When a phone call from out of the blue brings Leo (Joey Millin) back into contact with his sister, Virginia (Madison West), long estranged from her family due to years of drug abuse, he arrives to find her alone in a bare apartment in the midst of an apparent overdose. After the convulsions and nausea subside, Virginia insists to Leo that she has been clean for 8 months due to the help of a mysterious group. She confides to her cynical brother that her edginess and paranoia actually stem from a sinister ritual conducted by the group that took her in at her lowest and eventually revealed themselves to be a cult. This curse bound her emotions and physical sensations to a man she has never met before.

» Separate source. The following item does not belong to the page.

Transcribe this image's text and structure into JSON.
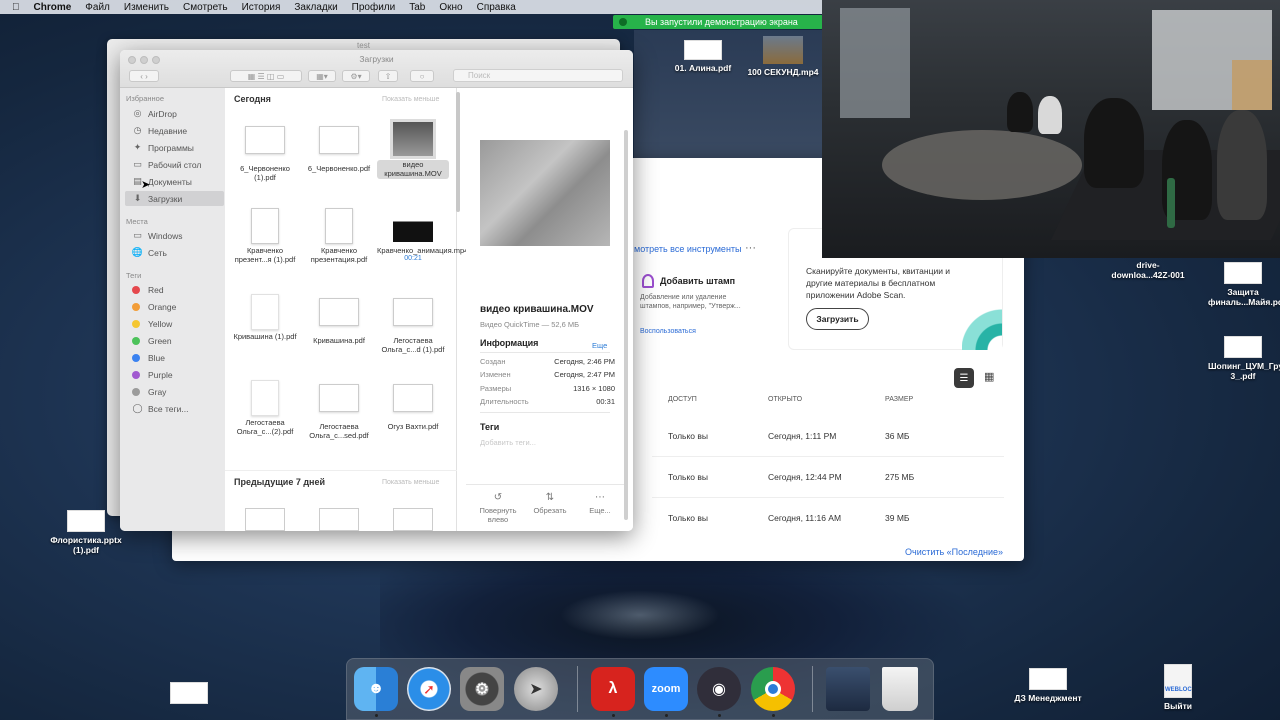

With his marriage on the rocks, Leo has his own demons to face. Nonetheless, he is reluctantly persuaded by Virginia to embark on a cross-country road trip to track down this shadowy stranger under the caveat that if he’s nowhere to be found and it’s all in her head, she’ll go to rehab. However, as their date with destiny draws nearer, Leo begins to suspect his sister’s tall tale might have some substance.
Threshold, the second feature from co-directors Powell Robinson, Patrick R Young and producer Lauren Bates, following their debut Bastard (2015), was improvised and shot on two iPhones over the course of a 12-day road trip with a crew of just three. The results are an inventive and compelling psychological thriller with hints of the supernatural that recalls such indie cult classics as Ben Wheatley’s Kill List (2011) and Justin Benson and Aaron Moorhead’s Resolution (2013).